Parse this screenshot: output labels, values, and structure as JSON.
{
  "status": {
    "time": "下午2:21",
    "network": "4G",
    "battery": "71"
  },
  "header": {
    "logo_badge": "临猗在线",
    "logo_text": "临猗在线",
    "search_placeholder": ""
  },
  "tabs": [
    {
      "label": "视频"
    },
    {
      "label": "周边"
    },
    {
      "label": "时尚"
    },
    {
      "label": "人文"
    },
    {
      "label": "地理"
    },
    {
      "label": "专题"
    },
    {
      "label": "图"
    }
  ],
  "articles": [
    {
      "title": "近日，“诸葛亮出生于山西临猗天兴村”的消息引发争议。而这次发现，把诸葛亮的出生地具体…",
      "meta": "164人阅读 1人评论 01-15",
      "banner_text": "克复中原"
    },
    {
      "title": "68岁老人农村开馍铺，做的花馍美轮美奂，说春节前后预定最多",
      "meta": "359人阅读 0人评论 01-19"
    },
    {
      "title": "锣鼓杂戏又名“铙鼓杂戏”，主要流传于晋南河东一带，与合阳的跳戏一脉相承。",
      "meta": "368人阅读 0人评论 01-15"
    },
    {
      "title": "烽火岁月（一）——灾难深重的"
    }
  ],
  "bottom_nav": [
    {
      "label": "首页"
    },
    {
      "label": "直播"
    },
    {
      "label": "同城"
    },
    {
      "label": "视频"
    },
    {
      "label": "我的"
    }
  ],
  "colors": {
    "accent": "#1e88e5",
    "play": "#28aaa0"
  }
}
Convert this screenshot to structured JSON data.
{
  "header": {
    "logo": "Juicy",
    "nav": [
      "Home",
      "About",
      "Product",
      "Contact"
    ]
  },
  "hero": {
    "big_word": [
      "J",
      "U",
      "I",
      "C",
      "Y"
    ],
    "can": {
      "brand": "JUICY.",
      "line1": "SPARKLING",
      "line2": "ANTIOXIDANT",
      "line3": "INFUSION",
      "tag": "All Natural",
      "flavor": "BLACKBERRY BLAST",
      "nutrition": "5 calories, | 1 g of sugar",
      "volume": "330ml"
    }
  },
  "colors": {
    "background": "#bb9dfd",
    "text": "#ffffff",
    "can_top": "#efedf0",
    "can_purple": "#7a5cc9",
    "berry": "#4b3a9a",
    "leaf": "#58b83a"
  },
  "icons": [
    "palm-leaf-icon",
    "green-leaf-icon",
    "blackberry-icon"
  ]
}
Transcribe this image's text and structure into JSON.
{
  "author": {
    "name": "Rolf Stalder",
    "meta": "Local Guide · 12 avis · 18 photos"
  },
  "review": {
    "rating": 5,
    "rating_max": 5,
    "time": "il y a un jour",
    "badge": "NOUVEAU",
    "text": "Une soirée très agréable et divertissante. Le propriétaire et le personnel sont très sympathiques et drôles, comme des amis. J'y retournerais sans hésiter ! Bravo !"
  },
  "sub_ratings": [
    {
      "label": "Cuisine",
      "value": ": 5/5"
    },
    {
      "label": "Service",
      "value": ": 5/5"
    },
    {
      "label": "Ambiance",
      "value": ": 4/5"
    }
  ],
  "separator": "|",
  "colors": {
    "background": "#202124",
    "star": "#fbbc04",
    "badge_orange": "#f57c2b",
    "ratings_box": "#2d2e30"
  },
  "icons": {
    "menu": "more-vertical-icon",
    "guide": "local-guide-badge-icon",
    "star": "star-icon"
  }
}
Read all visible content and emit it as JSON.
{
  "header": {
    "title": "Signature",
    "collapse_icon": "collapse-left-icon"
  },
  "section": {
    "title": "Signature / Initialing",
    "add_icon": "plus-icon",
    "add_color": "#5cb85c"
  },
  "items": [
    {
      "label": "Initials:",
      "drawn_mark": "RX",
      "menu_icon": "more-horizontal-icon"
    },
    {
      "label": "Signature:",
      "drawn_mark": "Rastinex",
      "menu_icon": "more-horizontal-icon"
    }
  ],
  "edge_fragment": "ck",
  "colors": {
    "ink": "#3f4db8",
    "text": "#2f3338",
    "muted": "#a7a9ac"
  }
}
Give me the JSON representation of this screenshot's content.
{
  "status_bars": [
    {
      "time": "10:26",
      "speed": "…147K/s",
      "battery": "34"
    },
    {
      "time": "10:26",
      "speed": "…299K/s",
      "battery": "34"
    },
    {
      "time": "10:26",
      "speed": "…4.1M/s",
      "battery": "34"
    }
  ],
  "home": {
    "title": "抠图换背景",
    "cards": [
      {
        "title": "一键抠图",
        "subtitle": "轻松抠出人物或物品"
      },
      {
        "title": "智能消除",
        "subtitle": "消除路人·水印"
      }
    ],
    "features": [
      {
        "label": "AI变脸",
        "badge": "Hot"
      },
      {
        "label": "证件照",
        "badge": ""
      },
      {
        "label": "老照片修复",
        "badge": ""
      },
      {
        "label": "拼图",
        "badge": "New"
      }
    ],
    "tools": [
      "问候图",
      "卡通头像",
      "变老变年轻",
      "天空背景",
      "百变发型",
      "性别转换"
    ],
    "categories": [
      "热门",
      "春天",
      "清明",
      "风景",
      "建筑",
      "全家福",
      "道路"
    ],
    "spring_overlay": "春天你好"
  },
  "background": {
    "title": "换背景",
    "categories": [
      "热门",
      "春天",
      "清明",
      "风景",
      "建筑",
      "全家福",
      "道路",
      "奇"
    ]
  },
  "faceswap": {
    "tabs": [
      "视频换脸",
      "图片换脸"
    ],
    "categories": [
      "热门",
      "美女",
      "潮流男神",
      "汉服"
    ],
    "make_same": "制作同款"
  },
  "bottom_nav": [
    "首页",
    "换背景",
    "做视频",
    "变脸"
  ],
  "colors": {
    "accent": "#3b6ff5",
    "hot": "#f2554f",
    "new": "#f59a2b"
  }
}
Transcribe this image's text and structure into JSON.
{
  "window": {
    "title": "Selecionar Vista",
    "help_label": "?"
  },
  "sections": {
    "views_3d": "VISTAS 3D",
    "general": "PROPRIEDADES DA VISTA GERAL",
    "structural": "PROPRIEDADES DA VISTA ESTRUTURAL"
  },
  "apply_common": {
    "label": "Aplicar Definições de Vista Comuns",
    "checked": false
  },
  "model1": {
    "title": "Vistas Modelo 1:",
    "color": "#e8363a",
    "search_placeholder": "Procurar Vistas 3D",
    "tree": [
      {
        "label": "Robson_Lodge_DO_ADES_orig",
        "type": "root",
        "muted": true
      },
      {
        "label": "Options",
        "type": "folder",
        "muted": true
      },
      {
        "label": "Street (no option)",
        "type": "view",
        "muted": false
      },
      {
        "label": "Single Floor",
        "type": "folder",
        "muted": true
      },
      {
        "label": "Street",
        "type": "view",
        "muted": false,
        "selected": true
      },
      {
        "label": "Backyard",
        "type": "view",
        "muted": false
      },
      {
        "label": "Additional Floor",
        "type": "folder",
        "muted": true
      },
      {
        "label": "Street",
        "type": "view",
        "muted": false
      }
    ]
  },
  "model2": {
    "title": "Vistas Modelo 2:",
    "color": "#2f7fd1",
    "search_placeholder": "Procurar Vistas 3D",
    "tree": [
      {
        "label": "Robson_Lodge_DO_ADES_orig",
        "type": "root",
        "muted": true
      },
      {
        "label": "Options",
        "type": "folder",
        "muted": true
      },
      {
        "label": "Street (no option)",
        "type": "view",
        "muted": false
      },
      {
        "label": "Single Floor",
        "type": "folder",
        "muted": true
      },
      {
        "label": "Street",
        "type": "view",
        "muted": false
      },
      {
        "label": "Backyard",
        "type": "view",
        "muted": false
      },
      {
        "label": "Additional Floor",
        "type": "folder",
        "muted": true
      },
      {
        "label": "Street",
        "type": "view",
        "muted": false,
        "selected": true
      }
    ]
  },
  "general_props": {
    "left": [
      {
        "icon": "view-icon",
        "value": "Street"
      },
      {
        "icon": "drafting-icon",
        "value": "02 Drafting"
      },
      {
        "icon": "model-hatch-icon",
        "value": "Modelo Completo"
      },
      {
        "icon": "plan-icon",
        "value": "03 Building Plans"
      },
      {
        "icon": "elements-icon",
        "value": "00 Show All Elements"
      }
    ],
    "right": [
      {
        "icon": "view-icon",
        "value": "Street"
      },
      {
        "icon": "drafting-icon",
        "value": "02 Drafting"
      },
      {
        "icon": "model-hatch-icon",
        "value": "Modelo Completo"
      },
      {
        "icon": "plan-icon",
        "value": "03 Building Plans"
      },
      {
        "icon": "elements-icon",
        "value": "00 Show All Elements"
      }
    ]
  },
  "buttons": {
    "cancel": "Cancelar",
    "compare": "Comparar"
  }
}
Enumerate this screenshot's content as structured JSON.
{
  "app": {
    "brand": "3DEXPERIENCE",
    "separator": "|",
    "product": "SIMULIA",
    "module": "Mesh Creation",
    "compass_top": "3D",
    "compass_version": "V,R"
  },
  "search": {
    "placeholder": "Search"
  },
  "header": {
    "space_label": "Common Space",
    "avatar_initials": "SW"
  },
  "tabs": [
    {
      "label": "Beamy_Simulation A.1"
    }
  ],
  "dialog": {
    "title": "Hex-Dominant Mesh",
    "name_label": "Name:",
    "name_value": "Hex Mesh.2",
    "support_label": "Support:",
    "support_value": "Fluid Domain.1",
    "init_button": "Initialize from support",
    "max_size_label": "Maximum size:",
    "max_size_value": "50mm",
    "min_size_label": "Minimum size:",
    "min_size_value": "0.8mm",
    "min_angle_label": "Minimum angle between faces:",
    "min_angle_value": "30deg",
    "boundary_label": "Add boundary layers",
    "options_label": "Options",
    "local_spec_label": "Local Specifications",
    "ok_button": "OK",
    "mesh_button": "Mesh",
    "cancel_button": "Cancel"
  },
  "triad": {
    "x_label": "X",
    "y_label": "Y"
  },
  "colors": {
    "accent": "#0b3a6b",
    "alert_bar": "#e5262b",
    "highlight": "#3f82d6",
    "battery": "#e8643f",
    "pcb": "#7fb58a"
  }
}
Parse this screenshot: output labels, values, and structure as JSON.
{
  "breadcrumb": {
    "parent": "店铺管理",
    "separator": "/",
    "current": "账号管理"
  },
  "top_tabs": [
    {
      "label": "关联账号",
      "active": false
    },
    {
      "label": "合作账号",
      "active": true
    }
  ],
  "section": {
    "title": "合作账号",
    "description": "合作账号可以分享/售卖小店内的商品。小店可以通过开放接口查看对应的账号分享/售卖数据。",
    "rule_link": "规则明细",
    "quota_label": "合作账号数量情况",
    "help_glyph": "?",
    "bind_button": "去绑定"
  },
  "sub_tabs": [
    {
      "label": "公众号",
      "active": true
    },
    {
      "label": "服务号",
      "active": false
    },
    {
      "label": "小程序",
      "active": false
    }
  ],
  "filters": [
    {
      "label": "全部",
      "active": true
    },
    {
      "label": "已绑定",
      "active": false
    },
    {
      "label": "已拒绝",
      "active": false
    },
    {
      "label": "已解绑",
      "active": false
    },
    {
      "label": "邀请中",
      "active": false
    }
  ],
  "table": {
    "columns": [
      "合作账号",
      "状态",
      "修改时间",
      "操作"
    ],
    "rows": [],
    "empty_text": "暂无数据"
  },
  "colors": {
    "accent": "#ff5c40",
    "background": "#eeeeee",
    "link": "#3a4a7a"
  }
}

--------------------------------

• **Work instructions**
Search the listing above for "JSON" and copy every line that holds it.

• **Response**
Parse this screenshot: output labels, values, and structure as JSON.
Convert this screenshot to structured JSON data.
Transcribe this image's text and structure into JSON.
Read all visible content and emit it as JSON.
Give me the JSON representation of this screenshot's content.
Transcribe this image's text and structure into JSON.
Enumerate this screenshot's content as structured JSON.
Parse this screenshot: output labels, values, and structure as JSON.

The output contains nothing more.